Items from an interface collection

---

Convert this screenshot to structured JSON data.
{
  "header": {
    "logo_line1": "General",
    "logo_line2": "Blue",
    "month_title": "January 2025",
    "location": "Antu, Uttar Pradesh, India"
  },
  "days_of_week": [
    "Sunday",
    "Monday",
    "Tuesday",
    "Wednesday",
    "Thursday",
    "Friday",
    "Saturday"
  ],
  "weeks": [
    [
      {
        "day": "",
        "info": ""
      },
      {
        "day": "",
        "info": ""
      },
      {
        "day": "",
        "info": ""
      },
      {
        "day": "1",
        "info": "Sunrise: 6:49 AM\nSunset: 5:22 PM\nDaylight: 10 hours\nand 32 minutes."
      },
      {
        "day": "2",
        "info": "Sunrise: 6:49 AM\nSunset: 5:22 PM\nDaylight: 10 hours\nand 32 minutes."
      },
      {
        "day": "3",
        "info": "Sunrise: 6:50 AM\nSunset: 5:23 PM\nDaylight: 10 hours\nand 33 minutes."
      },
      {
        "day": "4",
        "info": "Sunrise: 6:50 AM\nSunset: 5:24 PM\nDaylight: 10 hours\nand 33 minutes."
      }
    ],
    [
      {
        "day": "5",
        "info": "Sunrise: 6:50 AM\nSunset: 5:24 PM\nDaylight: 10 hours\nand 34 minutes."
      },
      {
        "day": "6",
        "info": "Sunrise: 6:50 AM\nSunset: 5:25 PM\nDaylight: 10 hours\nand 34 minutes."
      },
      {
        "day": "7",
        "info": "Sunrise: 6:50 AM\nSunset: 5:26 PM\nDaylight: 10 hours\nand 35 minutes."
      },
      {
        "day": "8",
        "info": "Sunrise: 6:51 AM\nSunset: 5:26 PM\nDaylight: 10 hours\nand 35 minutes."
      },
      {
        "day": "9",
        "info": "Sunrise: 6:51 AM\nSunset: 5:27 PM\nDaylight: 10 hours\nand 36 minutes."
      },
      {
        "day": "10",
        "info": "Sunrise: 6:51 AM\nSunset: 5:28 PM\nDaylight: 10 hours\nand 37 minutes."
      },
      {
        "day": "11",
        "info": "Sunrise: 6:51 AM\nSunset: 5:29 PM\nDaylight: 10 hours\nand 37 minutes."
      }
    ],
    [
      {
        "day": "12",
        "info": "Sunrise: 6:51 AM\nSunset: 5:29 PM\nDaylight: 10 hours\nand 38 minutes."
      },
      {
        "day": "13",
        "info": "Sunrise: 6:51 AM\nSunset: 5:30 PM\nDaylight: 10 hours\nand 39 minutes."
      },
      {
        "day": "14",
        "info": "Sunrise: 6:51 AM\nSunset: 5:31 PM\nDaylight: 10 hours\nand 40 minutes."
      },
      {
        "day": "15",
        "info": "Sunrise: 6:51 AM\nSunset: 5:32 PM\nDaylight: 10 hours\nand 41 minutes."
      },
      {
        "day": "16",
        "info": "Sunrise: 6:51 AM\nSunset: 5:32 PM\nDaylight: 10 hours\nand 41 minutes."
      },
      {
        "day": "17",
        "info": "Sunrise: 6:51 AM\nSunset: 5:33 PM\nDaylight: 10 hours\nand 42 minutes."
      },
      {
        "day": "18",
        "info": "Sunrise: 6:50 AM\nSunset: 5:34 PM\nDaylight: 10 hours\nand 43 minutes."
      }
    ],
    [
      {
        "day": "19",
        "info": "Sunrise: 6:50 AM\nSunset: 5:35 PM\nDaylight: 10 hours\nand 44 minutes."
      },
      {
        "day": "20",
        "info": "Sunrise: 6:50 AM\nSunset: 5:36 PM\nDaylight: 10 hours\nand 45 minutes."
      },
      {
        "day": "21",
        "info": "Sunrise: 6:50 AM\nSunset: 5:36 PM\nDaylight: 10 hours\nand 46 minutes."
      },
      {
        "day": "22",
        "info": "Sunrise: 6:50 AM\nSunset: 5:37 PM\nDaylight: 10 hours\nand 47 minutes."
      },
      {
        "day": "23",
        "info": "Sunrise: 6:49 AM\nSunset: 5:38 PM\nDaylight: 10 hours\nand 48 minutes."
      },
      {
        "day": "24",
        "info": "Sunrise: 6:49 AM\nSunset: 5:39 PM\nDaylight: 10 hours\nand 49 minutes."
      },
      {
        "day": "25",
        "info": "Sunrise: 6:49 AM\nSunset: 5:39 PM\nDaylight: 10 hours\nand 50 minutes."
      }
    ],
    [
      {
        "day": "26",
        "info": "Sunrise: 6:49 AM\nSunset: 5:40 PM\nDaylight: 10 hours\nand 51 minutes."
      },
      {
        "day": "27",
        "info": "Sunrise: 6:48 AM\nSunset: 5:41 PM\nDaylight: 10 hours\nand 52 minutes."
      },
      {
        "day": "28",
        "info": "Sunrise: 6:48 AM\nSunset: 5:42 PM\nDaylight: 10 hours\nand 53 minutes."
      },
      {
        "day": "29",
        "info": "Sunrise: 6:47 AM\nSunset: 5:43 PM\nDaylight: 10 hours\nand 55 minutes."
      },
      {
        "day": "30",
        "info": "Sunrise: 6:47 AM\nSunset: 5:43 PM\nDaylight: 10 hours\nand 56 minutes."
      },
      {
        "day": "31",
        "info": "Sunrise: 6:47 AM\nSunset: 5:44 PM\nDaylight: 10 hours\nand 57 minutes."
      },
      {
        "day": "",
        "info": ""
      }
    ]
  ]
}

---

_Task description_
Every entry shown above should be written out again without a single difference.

_Reply to the task_
Convert this screenshot to structured JSON data.
{
  "header": {
    "logo_line1": "General",
    "logo_line2": "Blue",
    "month_title": "January 2025",
    "location": "Antu, Uttar Pradesh, India"
  },
  "days_of_week": [
    "Sunday",
    "Monday",
    "Tuesday",
    "Wednesday",
    "Thursday",
    "Friday",
    "Saturday"
  ],
  "weeks": [
    [
      {
        "day": "",
        "info": ""
      },
      {
        "day": "",
        "info": ""
      },
      {
        "day": "",
        "info": ""
      },
      {
        "day": "1",
        "info": "Sunrise: 6:49 AM\nSunset: 5:22 PM\nDaylight: 10 hours\nand 32 minutes."
      },
      {
        "day": "2",
        "info": "Sunrise: 6:49 AM\nSunset: 5:22 PM\nDaylight: 10 hours\nand 32 minutes."
      },
      {
        "day": "3",
        "info": "Sunrise: 6:50 AM\nSunset: 5:23 PM\nDaylight: 10 hours\nand 33 minutes."
      },
      {
        "day": "4",
        "info": "Sunrise: 6:50 AM\nSunset: 5:24 PM\nDaylight: 10 hours\nand 33 minutes."
      }
    ],
    [
      {
        "day": "5",
        "info": "Sunrise: 6:50 AM\nSunset: 5:24 PM\nDaylight: 10 hours\nand 34 minutes."
      },
      {
        "day": "6",
        "info": "Sunrise: 6:50 AM\nSunset: 5:25 PM\nDaylight: 10 hours\nand 34 minutes."
      },
      {
        "day": "7",
        "info": "Sunrise: 6:50 AM\nSunset: 5:26 PM\nDaylight: 10 hours\nand 35 minutes."
      },
      {
        "day": "8",
        "info": "Sunrise: 6:51 AM\nSunset: 5:26 PM\nDaylight: 10 hours\nand 35 minutes."
      },
      {
        "day": "9",
        "info": "Sunrise: 6:51 AM\nSunset: 5:27 PM\nDaylight: 10 hours\nand 36 minutes."
      },
      {
        "day": "10",
        "info": "Sunrise: 6:51 AM\nSunset: 5:28 PM\nDaylight: 10 hours\nand 37 minutes."
      },
      {
        "day": "11",
        "info": "Sunrise: 6:51 AM\nSunset: 5:29 PM\nDaylight: 10 hours\nand 37 minutes."
      }
    ],
    [
      {
        "day": "12",
        "info": "Sunrise: 6:51 AM\nSunset: 5:29 PM\nDaylight: 10 hours\nand 38 minutes."
      },
      {
        "day": "13",
        "info": "Sunrise: 6:51 AM\nSunset: 5:30 PM\nDaylight: 10 hours\nand 39 minutes."
      },
      {
        "day": "14",
        "info": "Sunrise: 6:51 AM\nSunset: 5:31 PM\nDaylight: 10 hours\nand 40 minutes."
      },
      {
        "day": "15",
        "info": "Sunrise: 6:51 AM\nSunset: 5:32 PM\nDaylight: 10 hours\nand 41 minutes."
      },
      {
        "day": "16",
        "info": "Sunrise: 6:51 AM\nSunset: 5:32 PM\nDaylight: 10 hours\nand 41 minutes."
      },
      {
        "day": "17",
        "info": "Sunrise: 6:51 AM\nSunset: 5:33 PM\nDaylight: 10 hours\nand 42 minutes."
      },
      {
        "day": "18",
        "info": "Sunrise: 6:50 AM\nSunset: 5:34 PM\nDaylight: 10 hours\nand 43 minutes."
      }
    ],
    [
      {
        "day": "19",
        "info": "Sunrise: 6:50 AM\nSunset: 5:35 PM\nDaylight: 10 hours\nand 44 minutes."
      },
      {
        "day": "20",
        "info": "Sunrise: 6:50 AM\nSunset: 5:36 PM\nDaylight: 10 hours\nand 45 minutes."
      },
      {
        "day": "21",
        "info": "Sunrise: 6:50 AM\nSunset: 5:36 PM\nDaylight: 10 hours\nand 46 minutes."
      },
      {
        "day": "22",
        "info": "Sunrise: 6:50 AM\nSunset: 5:37 PM\nDaylight: 10 hours\nand 47 minutes."
      },
      {
        "day": "23",
        "info": "Sunrise: 6:49 AM\nSunset: 5:38 PM\nDaylight: 10 hours\nand 48 minutes."
      },
      {
        "day": "24",
        "info": "Sunrise: 6:49 AM\nSunset: 5:39 PM\nDaylight: 10 hours\nand 49 minutes."
      },
      {
        "day": "25",
        "info": "Sunrise: 6:49 AM\nSunset: 5:39 PM\nDaylight: 10 hours\nand 50 minutes."
      }
    ],
    [
      {
        "day": "26",
        "info": "Sunrise: 6:49 AM\nSunset: 5:40 PM\nDaylight: 10 hours\nand 51 minutes."
      },
      {
        "day": "27",
        "info": "Sunrise: 6:48 AM\nSunset: 5:41 PM\nDaylight: 10 hours\nand 52 minutes."
      },
      {
        "day": "28",
        "info": "Sunrise: 6:48 AM\nSunset: 5:42 PM\nDaylight: 10 hours\nand 53 minutes."
      },
      {
        "day": "29",
        "info": "Sunrise: 6:47 AM\nSunset: 5:43 PM\nDaylight: 10 hours\nand 55 minutes."
      },
      {
        "day": "30",
        "info": "Sunrise: 6:47 AM\nSunset: 5:43 PM\nDaylight: 10 hours\nand 56 minutes."
      },
      {
        "day": "31",
        "info": "Sunrise: 6:47 AM\nSunset: 5:44 PM\nDaylight: 10 hours\nand 57 minutes."
      },
      {
        "day": "",
        "info": ""
      }
    ]
  ]
}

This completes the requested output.